- 6 people were killed – 2 ICCN rangers, the wife of one of the rangers, an immigration worker, and 2 residents of Epulu.
- 14 okapi were killed.
- All ICCN buildings were damaged or burned.
- All OCP buildings and offices damaged or burned.
- Motorized equipment stolen, damaged.
- All food stores looted and storage containers destroyed.
- All computers and printers stolen or burned.
- Satellite phones stolen.
- All medical supplies taken from Dispensary.
- Shops and homes in the town of Epulu were looted and damaged.
The destruction of ICCN and OCP facilities is extensive and there seems to be not one thing of value left. There is no food left in town so there is nothing to eat for those coming out of the forest. We are feeding the families that escaped to Mambassa until they can go back to Epulu. There is a meeting today of our staff in Mambassa to organize supplies and basic shelter needs to take with them when they return to Epulu. The OCP will be sending funds to DR Congo to finance the purchase of food, supplies and medicines so that ICCN and OCP staff can set up a base of operations in Epulu.
There are no words to describe the loss of the okapi at the station, some of which have been in residence for over 23 years and all made it through seven years of civil war unscathed. They were ambassadors for all wildlife in the forest and had been helping educate visitors to the Station of the marvels of the diversity of life in the rainforest for over 25 years.

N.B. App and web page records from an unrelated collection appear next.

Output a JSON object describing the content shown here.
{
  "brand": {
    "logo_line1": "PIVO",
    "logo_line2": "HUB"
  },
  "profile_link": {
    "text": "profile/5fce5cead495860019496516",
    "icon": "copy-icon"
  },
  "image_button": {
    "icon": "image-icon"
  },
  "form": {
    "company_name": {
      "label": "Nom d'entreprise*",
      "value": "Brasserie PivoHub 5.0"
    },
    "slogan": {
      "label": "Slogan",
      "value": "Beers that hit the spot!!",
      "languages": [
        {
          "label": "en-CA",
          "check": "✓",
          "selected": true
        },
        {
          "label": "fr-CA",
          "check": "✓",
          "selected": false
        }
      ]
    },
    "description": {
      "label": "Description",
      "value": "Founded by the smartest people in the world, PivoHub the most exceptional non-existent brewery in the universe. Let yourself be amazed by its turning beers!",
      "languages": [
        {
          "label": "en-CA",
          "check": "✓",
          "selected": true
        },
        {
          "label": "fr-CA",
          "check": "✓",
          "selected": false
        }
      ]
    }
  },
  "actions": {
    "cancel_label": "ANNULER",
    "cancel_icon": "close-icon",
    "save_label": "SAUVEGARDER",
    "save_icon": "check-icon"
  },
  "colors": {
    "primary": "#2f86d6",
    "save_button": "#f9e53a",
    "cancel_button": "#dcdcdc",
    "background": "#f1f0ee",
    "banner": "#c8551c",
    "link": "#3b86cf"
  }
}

It must be made clear that the Mai Mai Simba rebels are not fighting for a political cause. This group is made up of elephant poachers and illegal miners. They were seeking revenge on ICCN for their valiant efforts to eliminate poaching of elephants and illegal gold mines from inside the Okapi Wildlife Reserve. The attack on the Epulu Station was in retaliation for recent engagements by ICCN rangers that disrupted poaching and mining activities in the Southern part of the Reserve. The rebels want to be free to reopen the mines and poach wildlife without interference. The OCP was also targeted because of our significant support of ICCN operations and personnel.
Since March of this year ICCN and its partners in Epulu have been requesting assistance as it was clear there was intent of a retaliatory action from these rebels. The lack of response to these pleas has now resulted in a terrible loss of life. It is now critically important that all partners contribute funding towards the rebuilding and re-equipping of ICCN Headquarters in Epulu.
The Okapi Conservation Project will begin to reorganize as we deal with the destruction of our infrastructure and the loss of ambassador okapi, which were so important to our mission and educational programs of the project. Our first priority is to restock the clinic and food stores and to help ICCN and OCP staff rebuild their personal lives.
After a thorough assessment of the damage to project facilities and equipment in Epulu we will define a rebuilding strategy and budget and we will be reaching out to our friends and supporters for help in returning the programs back to full operation. Meanwhile the OCP will continue to provide funds to the ICCN so that it can carry out anti poaching activities that protect okapi, and all the wildlife of the Ituri Forest.
All of our thoughts are with the people of Epulu and the families that lost loved ones. We thank our friends for their concern during this tragic time and know that with your support the Okapi Conservation Project and ICCN will again be working together to safeguard the forest home of the okapi.
The Wildlife Conservation Network has offered to collect contributions for the emergency fund while we focus our efforts on rebuilding the Station and keeping programs operating that aid the local communities.
Please make your contribution to: www.WildNet.org/support/ click on okapi on the pull down menu.